Tuesday, May 4, 2010
Posted by D. Daniel Sokol
Maureen Olhausen (Wilkinson Barker Knauer) discusses The FTC Complaint against Intel Corporation: Implications for Consumer Protection.

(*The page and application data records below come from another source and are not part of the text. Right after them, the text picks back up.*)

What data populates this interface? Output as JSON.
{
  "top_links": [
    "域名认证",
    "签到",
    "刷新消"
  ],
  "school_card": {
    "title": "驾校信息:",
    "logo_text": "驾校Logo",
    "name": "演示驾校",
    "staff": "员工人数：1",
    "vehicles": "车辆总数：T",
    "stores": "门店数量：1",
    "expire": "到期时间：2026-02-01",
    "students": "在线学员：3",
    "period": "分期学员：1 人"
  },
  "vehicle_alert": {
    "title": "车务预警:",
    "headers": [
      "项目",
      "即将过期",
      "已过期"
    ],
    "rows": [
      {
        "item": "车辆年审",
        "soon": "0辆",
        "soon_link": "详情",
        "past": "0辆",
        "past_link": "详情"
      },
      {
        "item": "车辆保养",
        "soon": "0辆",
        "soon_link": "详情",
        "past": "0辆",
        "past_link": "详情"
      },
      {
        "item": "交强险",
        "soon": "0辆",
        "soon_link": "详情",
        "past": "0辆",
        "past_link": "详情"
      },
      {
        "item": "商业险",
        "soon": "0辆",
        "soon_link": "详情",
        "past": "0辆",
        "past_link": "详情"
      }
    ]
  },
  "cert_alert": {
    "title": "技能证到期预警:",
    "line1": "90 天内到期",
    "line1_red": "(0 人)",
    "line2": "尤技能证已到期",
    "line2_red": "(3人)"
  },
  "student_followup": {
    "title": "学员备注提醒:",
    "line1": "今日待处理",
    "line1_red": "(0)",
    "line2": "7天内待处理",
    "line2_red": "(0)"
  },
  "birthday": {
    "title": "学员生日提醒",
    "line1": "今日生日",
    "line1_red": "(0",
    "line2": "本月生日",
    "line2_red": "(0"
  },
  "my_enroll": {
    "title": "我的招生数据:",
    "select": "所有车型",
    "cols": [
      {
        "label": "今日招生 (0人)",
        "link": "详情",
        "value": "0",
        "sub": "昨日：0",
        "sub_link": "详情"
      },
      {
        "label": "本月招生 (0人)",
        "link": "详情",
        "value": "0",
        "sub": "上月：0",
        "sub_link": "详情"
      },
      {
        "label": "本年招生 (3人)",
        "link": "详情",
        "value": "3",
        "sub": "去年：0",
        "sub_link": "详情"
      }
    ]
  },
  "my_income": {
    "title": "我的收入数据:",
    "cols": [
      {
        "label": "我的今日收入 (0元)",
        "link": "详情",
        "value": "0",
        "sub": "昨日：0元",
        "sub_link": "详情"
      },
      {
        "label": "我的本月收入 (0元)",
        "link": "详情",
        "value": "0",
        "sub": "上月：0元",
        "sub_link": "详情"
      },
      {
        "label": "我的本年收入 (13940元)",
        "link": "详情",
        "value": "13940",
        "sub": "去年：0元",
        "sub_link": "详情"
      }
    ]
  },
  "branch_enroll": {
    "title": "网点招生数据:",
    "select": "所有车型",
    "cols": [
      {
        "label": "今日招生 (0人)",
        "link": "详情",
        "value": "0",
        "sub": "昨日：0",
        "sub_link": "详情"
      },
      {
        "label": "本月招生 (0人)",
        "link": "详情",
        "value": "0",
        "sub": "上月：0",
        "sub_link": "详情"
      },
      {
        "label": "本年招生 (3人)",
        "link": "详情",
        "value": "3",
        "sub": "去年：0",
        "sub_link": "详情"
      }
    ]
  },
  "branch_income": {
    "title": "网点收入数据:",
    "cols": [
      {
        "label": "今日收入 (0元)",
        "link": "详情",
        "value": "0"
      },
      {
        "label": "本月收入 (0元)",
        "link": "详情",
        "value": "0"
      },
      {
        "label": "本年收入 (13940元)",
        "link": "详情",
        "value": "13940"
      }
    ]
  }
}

ABSTRACT: The Federal Trade Commission's controversial complaint against Intel Corporation contains much that will keep antitrust experts busy litigating, writing law review articles, and conducting conferences for many years to come. Beyond the fine points of antitrust law, however, the FTC's action has three important aspects that will likely have equally significant implications for consumer protection law and which may affect any business subject to the FTC's broad jurisdiction over commercial conduct. The FTC's expansive interpretation of Section 5 of the FTC Act coupled with the proposed strengthening of the FTC's remedial authority currently pending in Congress; the corrective advertising remedy it seeks; and the truncated process it followed in bringing the complaint all signal extraordinary changes in the FTC's approach that may have far-reaching effects for American business. The Washington Post neatly summarized these concerns in a recent editorial that observed "the agency's actions are aggressive and potentially worrisome" and its proposed remedies are "disconcertingly intrusive."